In the records below, some lines contain the word "mention". Copy each of them.

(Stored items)
########
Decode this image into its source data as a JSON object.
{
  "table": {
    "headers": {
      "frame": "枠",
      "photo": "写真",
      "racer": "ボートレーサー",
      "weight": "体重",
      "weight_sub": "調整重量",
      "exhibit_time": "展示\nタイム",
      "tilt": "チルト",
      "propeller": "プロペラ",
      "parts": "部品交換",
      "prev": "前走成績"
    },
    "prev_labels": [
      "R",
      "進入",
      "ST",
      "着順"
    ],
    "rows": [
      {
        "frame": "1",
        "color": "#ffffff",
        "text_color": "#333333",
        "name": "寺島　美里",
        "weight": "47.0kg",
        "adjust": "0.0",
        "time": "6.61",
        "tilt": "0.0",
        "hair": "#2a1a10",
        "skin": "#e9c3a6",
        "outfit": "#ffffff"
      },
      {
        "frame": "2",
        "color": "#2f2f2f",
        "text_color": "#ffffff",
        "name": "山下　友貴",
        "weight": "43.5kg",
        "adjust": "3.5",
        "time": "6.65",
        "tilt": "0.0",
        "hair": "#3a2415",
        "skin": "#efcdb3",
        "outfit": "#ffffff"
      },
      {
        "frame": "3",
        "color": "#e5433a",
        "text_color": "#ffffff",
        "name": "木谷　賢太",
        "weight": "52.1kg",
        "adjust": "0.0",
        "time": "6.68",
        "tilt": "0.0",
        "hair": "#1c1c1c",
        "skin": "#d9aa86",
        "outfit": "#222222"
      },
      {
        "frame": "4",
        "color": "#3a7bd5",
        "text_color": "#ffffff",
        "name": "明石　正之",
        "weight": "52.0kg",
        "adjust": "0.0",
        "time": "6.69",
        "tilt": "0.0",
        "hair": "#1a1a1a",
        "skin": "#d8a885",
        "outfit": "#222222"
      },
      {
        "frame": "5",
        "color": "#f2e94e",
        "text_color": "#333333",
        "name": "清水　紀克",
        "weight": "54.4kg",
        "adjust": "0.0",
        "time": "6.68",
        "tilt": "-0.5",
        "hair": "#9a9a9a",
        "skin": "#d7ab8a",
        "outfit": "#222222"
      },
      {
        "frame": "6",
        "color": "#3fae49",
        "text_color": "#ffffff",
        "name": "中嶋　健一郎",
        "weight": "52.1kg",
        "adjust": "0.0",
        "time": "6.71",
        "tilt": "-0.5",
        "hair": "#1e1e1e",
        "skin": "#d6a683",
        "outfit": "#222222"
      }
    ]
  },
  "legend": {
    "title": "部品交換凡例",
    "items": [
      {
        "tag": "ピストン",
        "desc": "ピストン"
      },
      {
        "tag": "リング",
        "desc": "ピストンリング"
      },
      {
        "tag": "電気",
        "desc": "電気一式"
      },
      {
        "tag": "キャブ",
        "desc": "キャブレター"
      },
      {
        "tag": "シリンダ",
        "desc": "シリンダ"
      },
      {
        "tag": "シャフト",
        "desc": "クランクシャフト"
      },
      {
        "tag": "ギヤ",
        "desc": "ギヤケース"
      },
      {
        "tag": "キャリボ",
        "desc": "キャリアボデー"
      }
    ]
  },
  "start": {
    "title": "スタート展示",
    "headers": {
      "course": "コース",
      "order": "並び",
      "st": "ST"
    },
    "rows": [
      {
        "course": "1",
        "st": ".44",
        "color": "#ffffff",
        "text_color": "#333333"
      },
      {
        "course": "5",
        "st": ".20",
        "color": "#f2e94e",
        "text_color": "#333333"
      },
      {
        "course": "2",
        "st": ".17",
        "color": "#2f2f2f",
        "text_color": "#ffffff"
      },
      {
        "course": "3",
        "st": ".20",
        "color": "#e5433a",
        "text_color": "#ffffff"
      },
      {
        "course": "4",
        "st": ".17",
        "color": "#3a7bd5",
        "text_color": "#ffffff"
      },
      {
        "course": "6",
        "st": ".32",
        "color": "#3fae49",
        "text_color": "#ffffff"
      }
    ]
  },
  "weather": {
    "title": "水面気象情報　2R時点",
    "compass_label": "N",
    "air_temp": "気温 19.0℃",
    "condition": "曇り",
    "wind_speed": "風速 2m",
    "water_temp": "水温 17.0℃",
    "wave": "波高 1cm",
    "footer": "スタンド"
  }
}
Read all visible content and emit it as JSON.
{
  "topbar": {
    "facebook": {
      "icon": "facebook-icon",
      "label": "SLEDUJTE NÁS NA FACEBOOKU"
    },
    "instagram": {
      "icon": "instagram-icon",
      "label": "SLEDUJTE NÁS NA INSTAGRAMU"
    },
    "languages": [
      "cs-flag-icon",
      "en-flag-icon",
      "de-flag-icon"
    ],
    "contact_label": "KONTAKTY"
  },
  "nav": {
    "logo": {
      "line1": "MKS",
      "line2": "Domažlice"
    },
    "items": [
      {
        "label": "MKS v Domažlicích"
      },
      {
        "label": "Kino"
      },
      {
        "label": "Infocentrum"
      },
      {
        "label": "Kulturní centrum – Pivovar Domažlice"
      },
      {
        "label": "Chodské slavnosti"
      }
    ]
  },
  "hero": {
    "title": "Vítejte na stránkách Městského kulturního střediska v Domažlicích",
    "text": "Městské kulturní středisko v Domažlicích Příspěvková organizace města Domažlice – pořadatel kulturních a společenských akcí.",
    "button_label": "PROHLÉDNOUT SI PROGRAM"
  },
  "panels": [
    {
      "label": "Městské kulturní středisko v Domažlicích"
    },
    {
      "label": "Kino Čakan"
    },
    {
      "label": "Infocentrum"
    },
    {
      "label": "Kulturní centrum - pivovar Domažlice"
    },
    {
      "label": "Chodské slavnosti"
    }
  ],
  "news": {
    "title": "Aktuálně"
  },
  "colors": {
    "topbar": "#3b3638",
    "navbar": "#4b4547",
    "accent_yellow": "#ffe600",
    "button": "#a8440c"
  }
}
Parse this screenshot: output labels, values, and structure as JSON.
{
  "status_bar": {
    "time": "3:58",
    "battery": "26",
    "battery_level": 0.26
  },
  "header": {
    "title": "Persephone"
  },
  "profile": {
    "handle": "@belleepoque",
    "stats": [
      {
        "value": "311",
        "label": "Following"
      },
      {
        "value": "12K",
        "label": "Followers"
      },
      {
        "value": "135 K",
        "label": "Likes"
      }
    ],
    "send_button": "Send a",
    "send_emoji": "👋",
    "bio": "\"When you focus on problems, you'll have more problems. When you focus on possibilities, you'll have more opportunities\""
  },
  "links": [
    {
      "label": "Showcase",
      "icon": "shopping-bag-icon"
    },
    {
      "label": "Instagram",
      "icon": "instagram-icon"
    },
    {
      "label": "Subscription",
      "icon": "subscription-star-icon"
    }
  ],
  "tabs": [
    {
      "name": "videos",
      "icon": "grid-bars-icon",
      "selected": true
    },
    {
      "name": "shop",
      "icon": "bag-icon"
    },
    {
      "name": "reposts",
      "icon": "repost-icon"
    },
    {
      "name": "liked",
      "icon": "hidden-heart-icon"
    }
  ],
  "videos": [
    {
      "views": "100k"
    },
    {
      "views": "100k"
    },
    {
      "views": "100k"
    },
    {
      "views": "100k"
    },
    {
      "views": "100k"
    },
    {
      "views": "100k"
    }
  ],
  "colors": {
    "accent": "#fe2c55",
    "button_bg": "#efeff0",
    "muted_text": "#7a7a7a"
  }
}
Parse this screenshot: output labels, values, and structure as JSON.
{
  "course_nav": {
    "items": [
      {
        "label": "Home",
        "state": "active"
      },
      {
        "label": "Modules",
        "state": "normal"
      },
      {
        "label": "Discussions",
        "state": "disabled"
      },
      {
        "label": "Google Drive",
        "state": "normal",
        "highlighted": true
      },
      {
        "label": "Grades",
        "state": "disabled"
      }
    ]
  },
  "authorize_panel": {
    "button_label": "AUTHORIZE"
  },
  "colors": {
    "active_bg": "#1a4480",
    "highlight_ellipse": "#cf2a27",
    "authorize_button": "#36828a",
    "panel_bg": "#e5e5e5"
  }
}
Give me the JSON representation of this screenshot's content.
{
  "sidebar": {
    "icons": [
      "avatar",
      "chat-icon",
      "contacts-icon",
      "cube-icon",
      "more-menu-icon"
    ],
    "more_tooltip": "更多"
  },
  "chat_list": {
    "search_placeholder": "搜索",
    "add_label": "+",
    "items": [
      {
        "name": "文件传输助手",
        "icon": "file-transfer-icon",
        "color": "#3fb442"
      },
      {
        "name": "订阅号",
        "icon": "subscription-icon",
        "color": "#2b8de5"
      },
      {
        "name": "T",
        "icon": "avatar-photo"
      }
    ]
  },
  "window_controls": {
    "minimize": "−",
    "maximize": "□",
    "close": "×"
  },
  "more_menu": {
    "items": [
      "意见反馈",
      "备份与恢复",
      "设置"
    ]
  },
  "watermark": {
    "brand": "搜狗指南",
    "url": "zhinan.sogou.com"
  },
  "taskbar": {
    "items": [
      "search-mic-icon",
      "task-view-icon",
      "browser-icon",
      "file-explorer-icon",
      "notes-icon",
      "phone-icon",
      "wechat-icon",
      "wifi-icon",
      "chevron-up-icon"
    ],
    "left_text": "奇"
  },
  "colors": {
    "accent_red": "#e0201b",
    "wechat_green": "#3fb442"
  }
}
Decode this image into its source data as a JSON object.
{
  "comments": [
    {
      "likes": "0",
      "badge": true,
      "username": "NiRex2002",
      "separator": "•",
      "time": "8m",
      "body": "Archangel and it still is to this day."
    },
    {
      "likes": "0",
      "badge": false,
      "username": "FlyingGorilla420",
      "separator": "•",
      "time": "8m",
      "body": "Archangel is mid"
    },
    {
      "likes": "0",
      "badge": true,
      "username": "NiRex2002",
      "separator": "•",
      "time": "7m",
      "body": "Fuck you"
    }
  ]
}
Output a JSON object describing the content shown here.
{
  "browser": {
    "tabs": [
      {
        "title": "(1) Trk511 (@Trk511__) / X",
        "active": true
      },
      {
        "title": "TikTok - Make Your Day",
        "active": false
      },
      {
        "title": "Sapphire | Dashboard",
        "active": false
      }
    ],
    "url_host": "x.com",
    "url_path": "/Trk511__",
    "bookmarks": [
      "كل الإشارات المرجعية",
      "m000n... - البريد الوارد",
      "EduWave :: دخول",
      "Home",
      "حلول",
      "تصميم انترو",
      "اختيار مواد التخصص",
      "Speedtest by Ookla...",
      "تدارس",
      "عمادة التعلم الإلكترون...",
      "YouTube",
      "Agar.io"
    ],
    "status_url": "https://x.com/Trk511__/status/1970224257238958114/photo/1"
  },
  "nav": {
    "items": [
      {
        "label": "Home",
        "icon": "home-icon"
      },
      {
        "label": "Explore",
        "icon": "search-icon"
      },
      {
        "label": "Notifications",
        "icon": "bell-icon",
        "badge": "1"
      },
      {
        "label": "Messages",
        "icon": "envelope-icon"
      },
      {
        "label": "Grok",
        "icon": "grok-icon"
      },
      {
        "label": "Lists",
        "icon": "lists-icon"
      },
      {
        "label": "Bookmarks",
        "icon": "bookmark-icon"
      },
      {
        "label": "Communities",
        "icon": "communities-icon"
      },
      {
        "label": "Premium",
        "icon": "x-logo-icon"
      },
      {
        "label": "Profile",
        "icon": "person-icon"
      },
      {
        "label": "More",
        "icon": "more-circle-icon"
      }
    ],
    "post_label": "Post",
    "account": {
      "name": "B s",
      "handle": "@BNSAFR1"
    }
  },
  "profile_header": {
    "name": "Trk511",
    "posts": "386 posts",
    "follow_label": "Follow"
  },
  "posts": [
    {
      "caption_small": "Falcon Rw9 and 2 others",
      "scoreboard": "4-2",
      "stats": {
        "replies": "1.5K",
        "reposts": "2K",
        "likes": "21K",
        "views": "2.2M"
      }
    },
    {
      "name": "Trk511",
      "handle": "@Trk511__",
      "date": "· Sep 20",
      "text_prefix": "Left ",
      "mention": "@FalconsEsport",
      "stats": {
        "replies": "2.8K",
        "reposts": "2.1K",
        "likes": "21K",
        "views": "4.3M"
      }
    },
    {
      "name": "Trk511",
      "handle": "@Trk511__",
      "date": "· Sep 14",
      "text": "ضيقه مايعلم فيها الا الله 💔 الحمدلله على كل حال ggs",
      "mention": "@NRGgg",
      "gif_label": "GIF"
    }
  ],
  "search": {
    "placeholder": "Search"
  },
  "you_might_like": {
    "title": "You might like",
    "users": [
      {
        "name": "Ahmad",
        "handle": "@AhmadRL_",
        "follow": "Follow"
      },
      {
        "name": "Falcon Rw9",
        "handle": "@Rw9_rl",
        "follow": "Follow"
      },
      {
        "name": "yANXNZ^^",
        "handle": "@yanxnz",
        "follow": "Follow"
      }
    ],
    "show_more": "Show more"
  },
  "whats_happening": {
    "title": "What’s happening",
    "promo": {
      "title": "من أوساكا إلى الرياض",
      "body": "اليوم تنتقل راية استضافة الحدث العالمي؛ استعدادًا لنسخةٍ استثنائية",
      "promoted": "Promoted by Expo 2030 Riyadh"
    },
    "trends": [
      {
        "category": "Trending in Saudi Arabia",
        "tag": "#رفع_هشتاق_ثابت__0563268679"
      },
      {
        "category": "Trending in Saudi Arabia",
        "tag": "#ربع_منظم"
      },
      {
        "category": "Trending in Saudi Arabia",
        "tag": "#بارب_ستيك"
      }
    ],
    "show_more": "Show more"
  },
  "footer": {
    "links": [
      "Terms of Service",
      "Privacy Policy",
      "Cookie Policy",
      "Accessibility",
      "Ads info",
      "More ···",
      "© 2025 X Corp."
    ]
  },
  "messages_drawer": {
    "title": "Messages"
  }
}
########
- _Response for this exercise_
      "mention": "@FalconsEsport",
      "mention": "@NRGgg",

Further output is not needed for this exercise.